Warriors are seen taking part in the ‘Donga’, or stick fight, which has traditionally been a way men impress women and find a wife. They fight with little or no clothing, and the violent clashes sometimes result in death.
Battles usually take place between Suri villages, which can consist of between 40 and 2,500 people.
They are usually held after the rains, and there are often 20 to 30 fighters on each side, with
tribesmen taking it in turns to fight one-on-one.
Referees enforce a code of conduct – it is against the rules to hit someone while they are on the floor.
Stick fighting is a combination of martial art, ritual and sport. As well as providing an opportunity to attract a partner, the fights aim to get young men used to bloodshed – which leaders believe comes in handy if they clash with other tribes.
The Ethiopian government – in 1994 passed laws to ban stick fighting, but the tradition lives on.

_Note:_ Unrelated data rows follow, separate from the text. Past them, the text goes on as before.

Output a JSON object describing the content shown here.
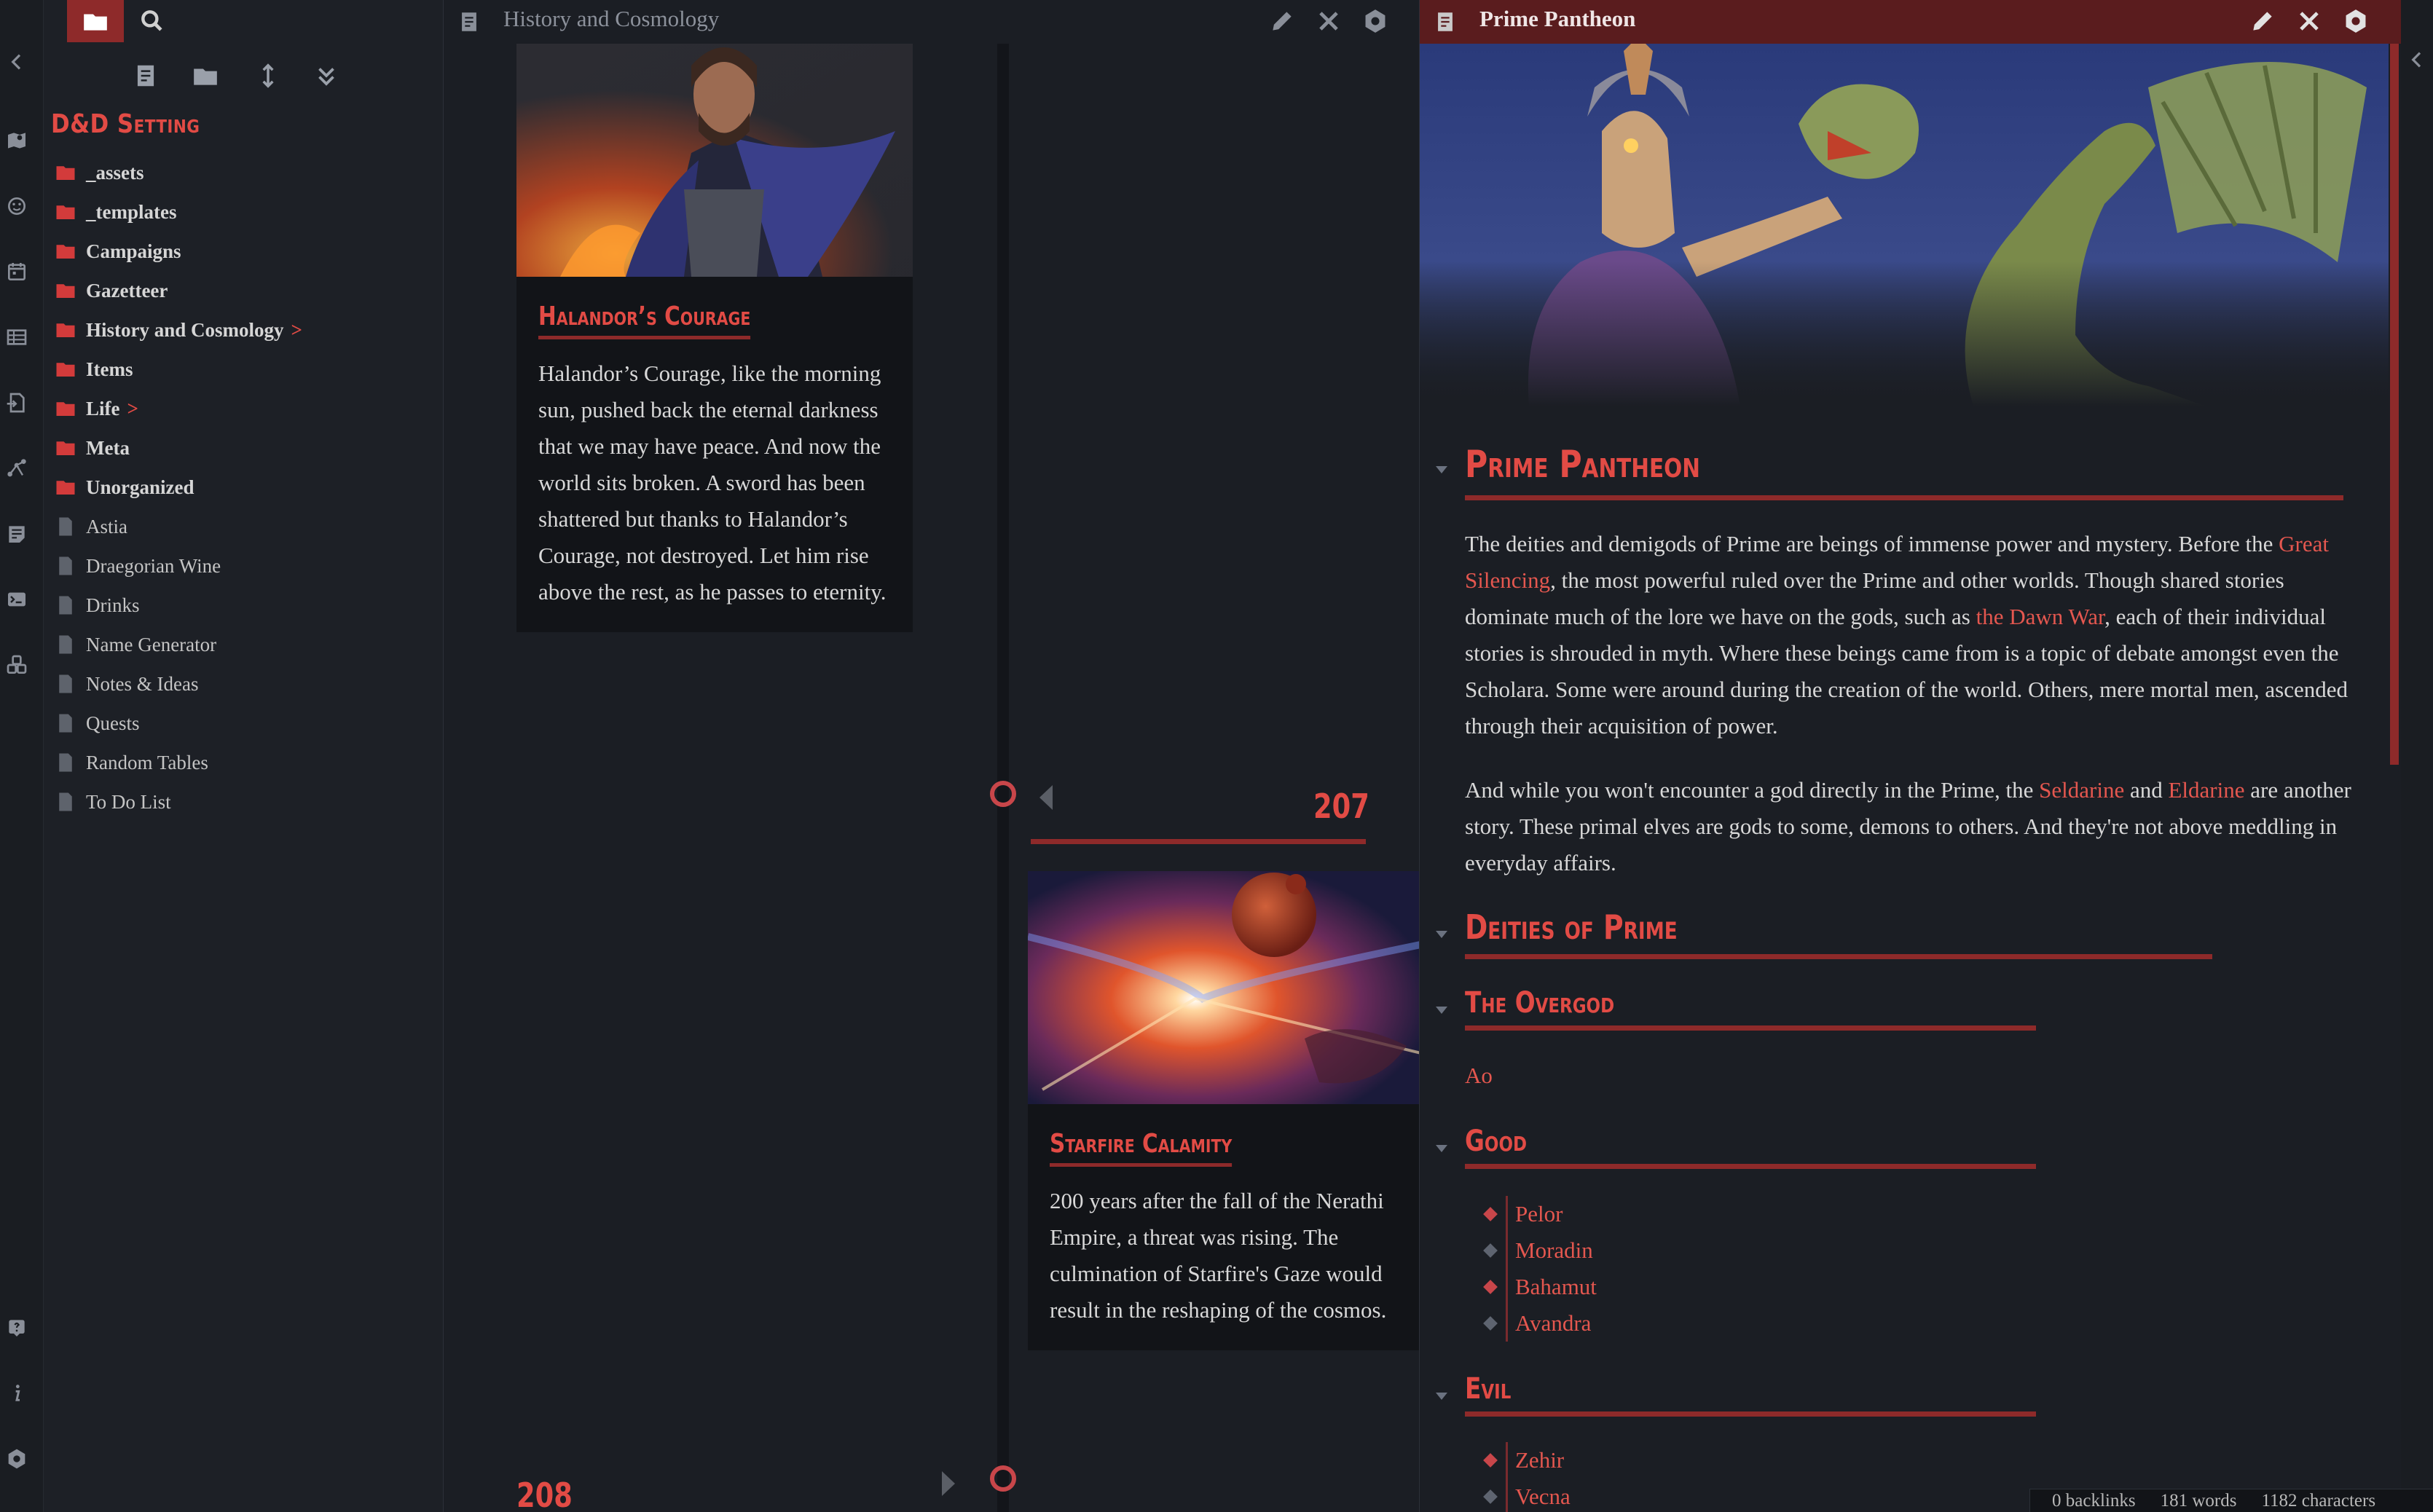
{
  "vault_name": "D&D Setting",
  "sidebar": {
    "tree": [
      {
        "type": "folder",
        "label": "_assets"
      },
      {
        "type": "folder",
        "label": "_templates"
      },
      {
        "type": "folder",
        "label": "Campaigns"
      },
      {
        "type": "folder",
        "label": "Gazetteer"
      },
      {
        "type": "folder",
        "label": "History and Cosmology",
        "arrow": ">"
      },
      {
        "type": "folder",
        "label": "Items"
      },
      {
        "type": "folder",
        "label": "Life",
        "arrow": ">"
      },
      {
        "type": "folder",
        "label": "Meta"
      },
      {
        "type": "folder",
        "label": "Unorganized"
      },
      {
        "type": "file",
        "label": "Astia"
      },
      {
        "type": "file",
        "label": "Draegorian Wine"
      },
      {
        "type": "file",
        "label": "Drinks"
      },
      {
        "type": "file",
        "label": "Name Generator"
      },
      {
        "type": "file",
        "label": "Notes & Ideas"
      },
      {
        "type": "file",
        "label": "Quests"
      },
      {
        "type": "file",
        "label": "Random Tables"
      },
      {
        "type": "file",
        "label": "To Do List"
      }
    ]
  },
  "left_pane": {
    "title": "History and Cosmology",
    "cards": [
      {
        "title": "Halandor’s Courage",
        "text": "Halandor’s Courage, like the morning sun, pushed back the eternal darkness that we may have peace. And now the world sits broken. A sword has been shattered but thanks to Halandor’s Courage, not destroyed. Let him rise above the rest, as he passes to eternity."
      },
      {
        "title": "Starfire Calamity",
        "text": "200 years after the fall of the Nerathi Empire, a threat was rising. The culmination of Starfire's Gaze would result in the reshaping of the cosmos."
      }
    ],
    "years": [
      "207",
      "208"
    ]
  },
  "right_pane": {
    "title": "Prime Pantheon",
    "h1": "Prime Pantheon",
    "p1": {
      "a": "The deities and demigods of Prime are beings of immense power and mystery. Before the ",
      "link1": "Great Silencing",
      "b": ", the most powerful ruled over the Prime and other worlds. Though shared stories dominate much of the lore we have on the gods, such as ",
      "link2": "the Dawn War",
      "c": ", each of their individual stories is shrouded in myth. Where these beings came from is a topic of debate amongst even the Scholara. Some were around during the creation of the world. Others, mere mortal men, ascended through their acquisition of power."
    },
    "p2": {
      "a": "And while you won't encounter a god directly in the Prime, the ",
      "link1": "Seldarine",
      "b": " and ",
      "link2": "Eldarine",
      "c": " are another story. These primal elves are gods to some, demons to others. And they're not above meddling in everyday affairs."
    },
    "h2": "Deities of Prime",
    "h3_overgod": "The Overgod",
    "overgod": "Ao",
    "h3_good": "Good",
    "good": [
      "Pelor",
      "Moradin",
      "Bahamut",
      "Avandra"
    ],
    "h3_evil": "Evil",
    "evil": [
      "Zehir",
      "Vecna"
    ]
  },
  "status": {
    "backlinks": "0 backlinks",
    "words": "181 words",
    "characters": "1182 characters"
  },
  "colors": {
    "accent": "#e24b45",
    "accent_dark": "#8e2a2a",
    "background": "#1b1e24"
  }
}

Female members of the tribe, whom the men are fighting over, have distinctive clay discs inserted into holes in their bottom lip, which are considered signs of beauty. To have the discs inserted, their bottom two teeth are removed before the hole is cut.

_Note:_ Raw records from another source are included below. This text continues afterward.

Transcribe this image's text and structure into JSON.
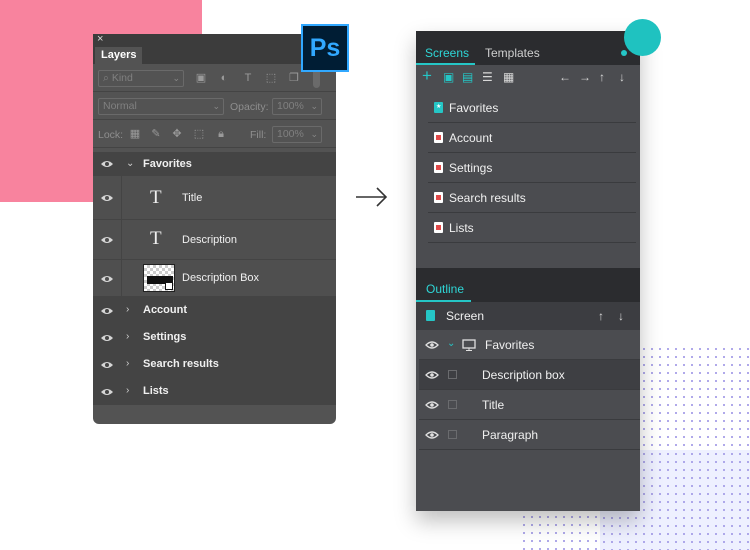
{
  "photoshop": {
    "tab_label": "Layers",
    "close_glyph": "×",
    "kind_placeholder": "Kind",
    "blend_mode": "Normal",
    "opacity_label": "Opacity:",
    "opacity_value": "100%",
    "lock_label": "Lock:",
    "fill_label": "Fill:",
    "fill_value": "100%",
    "layers": {
      "favorites": "Favorites",
      "title": "Title",
      "description": "Description",
      "description_box": "Description Box",
      "account": "Account",
      "settings": "Settings",
      "search_results": "Search results",
      "lists": "Lists"
    },
    "layer_type_glyph": "T",
    "logo_text": "Ps"
  },
  "screens_panel": {
    "tabs": {
      "screens": "Screens",
      "templates": "Templates"
    },
    "screens": [
      "Favorites",
      "Account",
      "Settings",
      "Search results",
      "Lists"
    ],
    "outline_tab": "Outline",
    "outline_header": "Screen",
    "outline_items": {
      "favorites": "Favorites",
      "description_box": "Description box",
      "title": "Title",
      "paragraph": "Paragraph"
    }
  },
  "colors": {
    "accent": "#25c6c6",
    "pink_block": "#f8839e",
    "ps_panel": "#535353",
    "right_panel": "#4b4c50"
  }
}
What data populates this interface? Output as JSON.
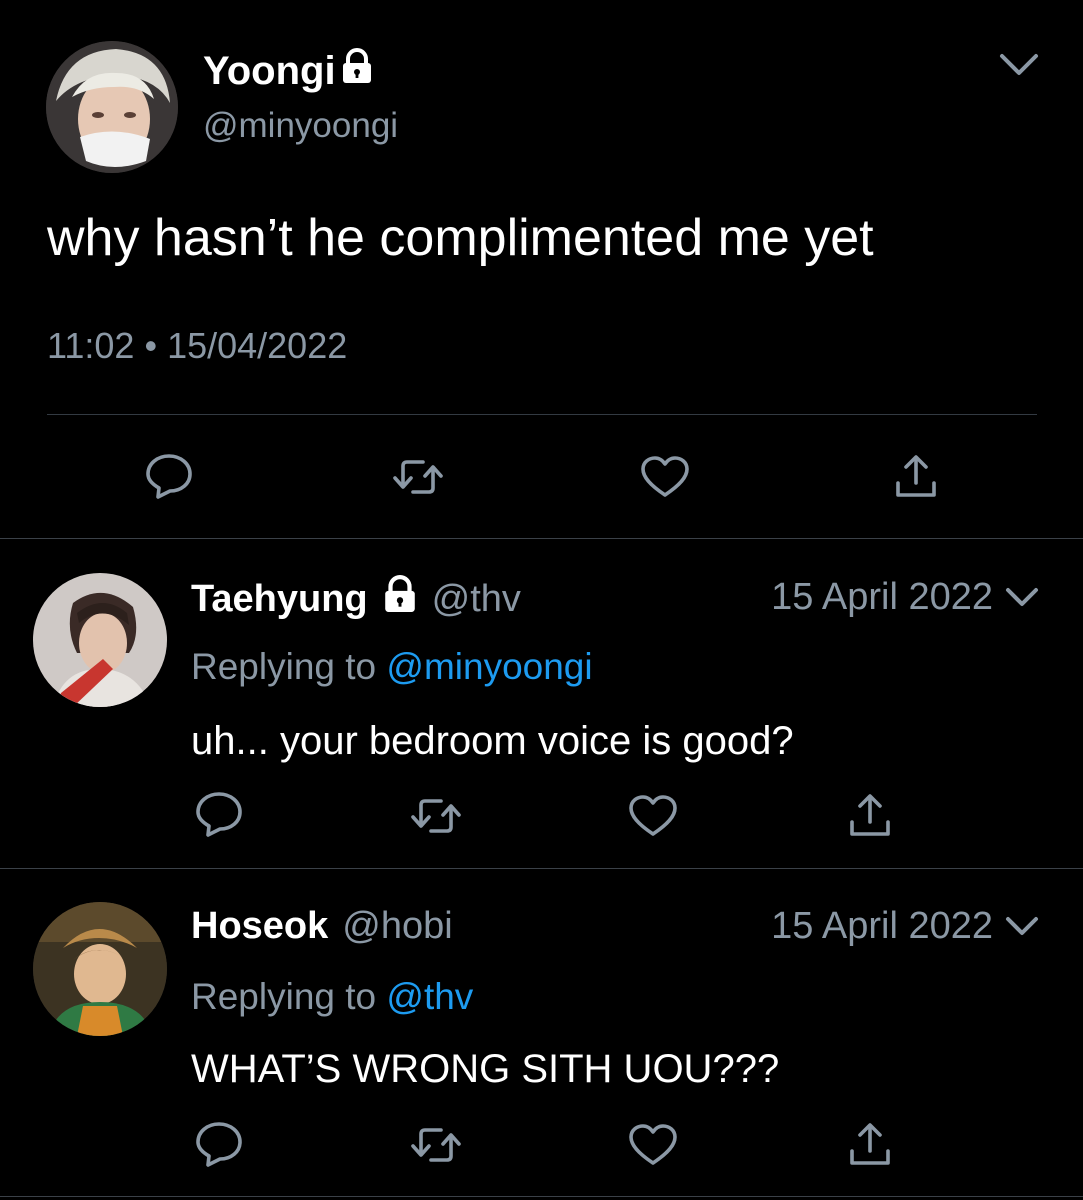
{
  "main_tweet": {
    "display_name": "Yoongi",
    "handle": "@minyoongi",
    "text": "why hasn’t he complimented me yet",
    "time": "11:02",
    "separator": "•",
    "date": "15/04/2022",
    "protected": true
  },
  "replies": [
    {
      "display_name": "Taehyung",
      "handle": "@thv",
      "protected": true,
      "date": "15 April 2022",
      "replying_prefix": "Replying to ",
      "replying_to": "@minyoongi",
      "text": "uh... your bedroom voice is good?"
    },
    {
      "display_name": "Hoseok",
      "handle": "@hobi",
      "protected": false,
      "date": "15 April 2022",
      "replying_prefix": "Replying to ",
      "replying_to": "@thv",
      "text": "WHAT’S WRONG SITH UOU???"
    }
  ],
  "icons": {
    "reply": "speech-bubble-icon",
    "retweet": "retweet-arrows-icon",
    "like": "heart-icon",
    "share": "share-upload-icon",
    "menu": "chevron-down-icon",
    "protected": "lock-icon"
  },
  "colors": {
    "background": "#000000",
    "text_primary": "#ffffff",
    "text_secondary": "#8b98a5",
    "link": "#1d9bf0",
    "divider": "#3b4148"
  }
}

The larger the plate, the more cows the girl’s father can demand in dowry when his daughter marries.